Book reviews are weird things and I think most authors have a love/hate relationship with them. They also know the old adage to not read reviews, understanding that not everyone will like their books.
And yet, authors need book reviews. Don’t worry, this isn’t a post pushing you to write a review. Indie-authors in particular need them. The more reviews, the higher the book floats to the top of the visibility pile. It’s vital to have reviews. It’s vital to have people ‘share’ posts rather than just ‘like’ them. All these little things equate to word of mouth advertising, which, as everyone knows, is the best kind.
Warning: I have no idea what kind of photos tie to book reviews, so I’m just inserting whatever catches my eye. Except for the last one that SO relates to peeking.

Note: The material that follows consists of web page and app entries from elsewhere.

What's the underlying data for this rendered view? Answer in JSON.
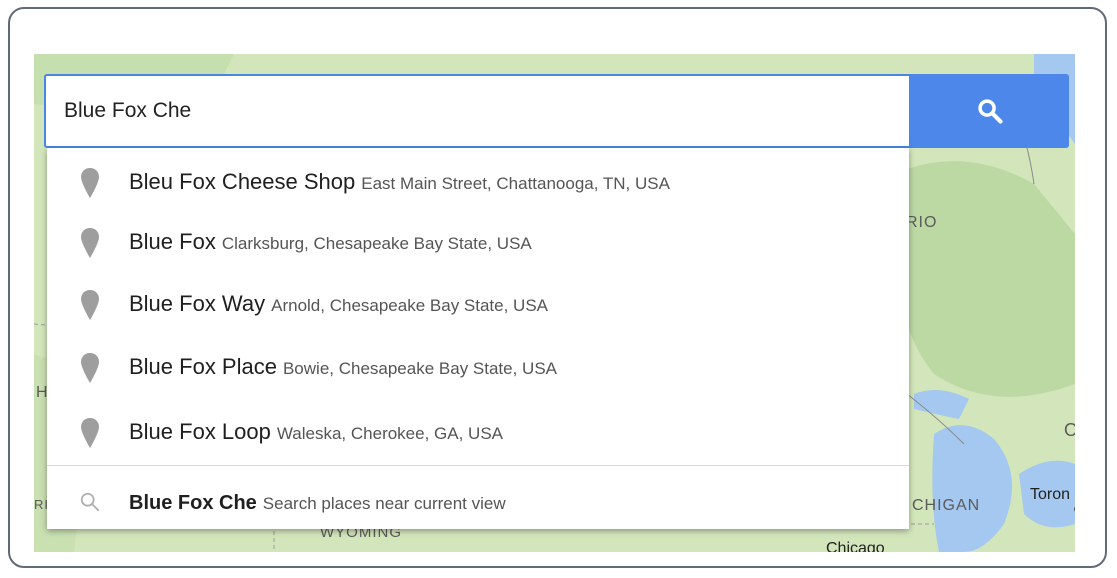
{
  "search": {
    "value": "Blue Fox Che"
  },
  "suggestions": [
    {
      "name": "Bleu Fox Cheese Shop",
      "address": "East Main Street, Chattanooga, TN, USA",
      "icon": "map-pin-icon"
    },
    {
      "name": "Blue Fox",
      "address": "Clarksburg, Chesapeake Bay State, USA",
      "icon": "map-pin-icon"
    },
    {
      "name": "Blue Fox Way",
      "address": "Arnold, Chesapeake Bay State, USA",
      "icon": "map-pin-icon"
    },
    {
      "name": "Blue Fox Place",
      "address": "Bowie, Chesapeake Bay State, USA",
      "icon": "map-pin-icon"
    },
    {
      "name": "Blue Fox Loop",
      "address": "Waleska, Cherokee, GA, USA",
      "icon": "map-pin-icon"
    }
  ],
  "search_near": {
    "query": "Blue Fox Che",
    "hint": "Search places near current view",
    "icon": "search-icon"
  },
  "map_labels": {
    "rio": "RIO",
    "o": "O",
    "h": "H",
    "ri": "RI",
    "wyoming": "WYOMING",
    "chigan": "CHIGAN",
    "toron": "Toron",
    "chicago": "Chicago"
  },
  "colors": {
    "accent": "#4d87ea",
    "map_land": "#cfe3b5",
    "map_water": "#a4c8ef",
    "pin": "#9e9e9e"
  }
}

But here’s the thing. Even though we know not to read reviews, sometimes the temptation is just too much and we peek. Or at least I do. Kind of like peeking in the Christmas stocking before everyone else gets up. Or peeking at the last page of a book to see if the author agrees with you who the bad guy is. Or peeking at the text being typed by the person crammed intimately into the airplane seat next to you.

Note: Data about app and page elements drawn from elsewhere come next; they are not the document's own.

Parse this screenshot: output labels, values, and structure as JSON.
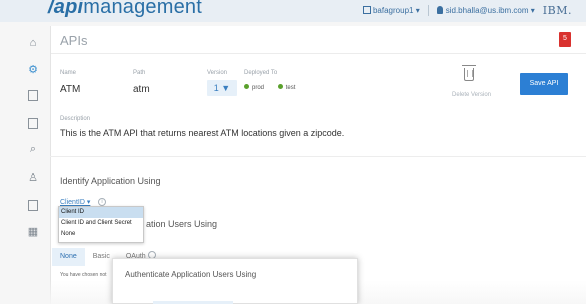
{
  "header": {
    "brand_prefix": "/api",
    "brand_suffix": "management",
    "org": "bafagroup1",
    "user": "sid.bhalla@us.ibm.com",
    "company": "IBM."
  },
  "sidebar": {
    "items": [
      {
        "name": "home-icon",
        "glyph": "⌂"
      },
      {
        "name": "apis-icon",
        "glyph": "⚙"
      },
      {
        "name": "products-icon",
        "glyph": "▤"
      },
      {
        "name": "plans-icon",
        "glyph": "▣"
      },
      {
        "name": "search-icon",
        "glyph": "⌕"
      },
      {
        "name": "users-icon",
        "glyph": "♙"
      },
      {
        "name": "drafts-icon",
        "glyph": "▦"
      },
      {
        "name": "analytics-icon",
        "glyph": "▩"
      }
    ]
  },
  "page": {
    "title": "APIs",
    "alert_count": "5"
  },
  "api": {
    "name_label": "Name",
    "name": "ATM",
    "path_label": "Path",
    "path": "atm",
    "version_label": "Version",
    "version": "1 ▼",
    "deployed_label": "Deployed To",
    "deployed": [
      "prod",
      "test"
    ],
    "delete_label": "Delete Version",
    "save_label": "Save API",
    "description_label": "Description",
    "description": "This is the ATM API that returns nearest ATM locations given a zipcode."
  },
  "identify": {
    "title": "Identify Application Using",
    "selected": "ClientID ▾",
    "options": [
      "Client ID",
      "Client ID and Client Secret",
      "None"
    ]
  },
  "authenticate": {
    "title_partial": "ation Users Using",
    "tabs": [
      "None",
      "Basic",
      "OAuth"
    ],
    "chosen_text": "You have chosen not"
  },
  "modal": {
    "title": "Authenticate Application Users Using"
  },
  "colors": {
    "brand": "#2a6fa6",
    "accent": "#2c7fd4",
    "alert": "#d9322f",
    "status_green": "#5aa02c"
  }
}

I just realized peeking is like solving a mystery. And I do love a good mystery.
Anyway, this is my problem on those rare occasions when I peek at a review. It’s one thing when someone writes out a review, but those people who just click on the number of stars and don’t say why can be frustrating.
It has nothing to do with the number of stars. I don’t care if the book got five or one. As long as there’s an explanation, that is. You hate the book? Tell me why, because maybe it’s simply that my book and you weren’t a good match. Or, more importantly, maybe it’s actually something I can learn from.

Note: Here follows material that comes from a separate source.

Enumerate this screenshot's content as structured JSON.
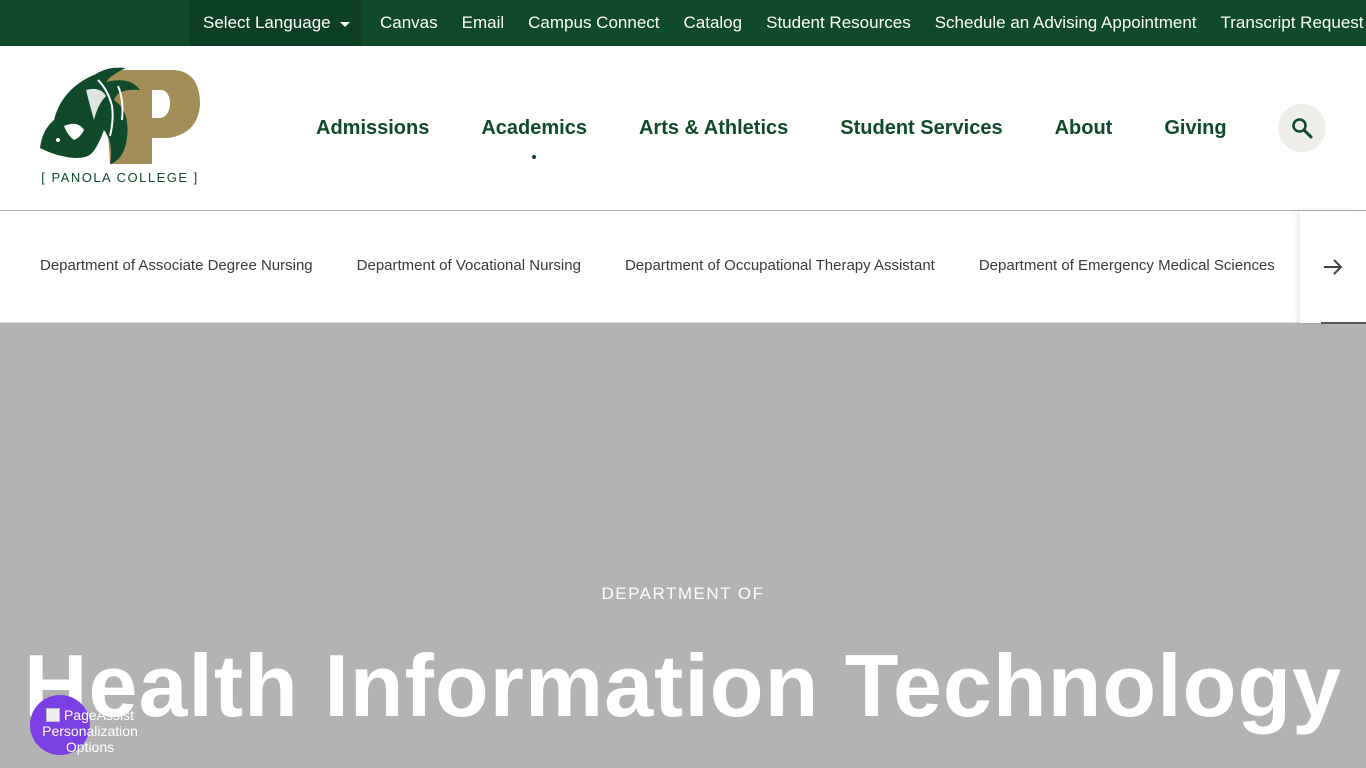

Those who say nothing and only assign the stars, aren’t giving me the end of their story. They’re not allowing me to peek into their life, to see why, to understand. Sounds selfish, I know.
That can drive a mystery writer bonkers. Probably all writers. You immediately ask the same questions you asked yourself when you started writing the story. What if…Why…How can I…In other words, there’s a need for dialog.
Let’s talk. Explain it to me. Help me see your view. Allow me to explain. Allow me to show how the words ended up the way they did.
That may sound a bit pathetic but I’m sure you get what I mean. It’s not out of desperation. It’s out of a desire to understand, to interact, to grow. It’s also an excuse to talk writing with people, which is absolutely wonderful.
So if you take time to click on stars, consider taking a few seconds to tell the writer why.
Because even if writers know they shouldn’t read reviews, everyone peeks.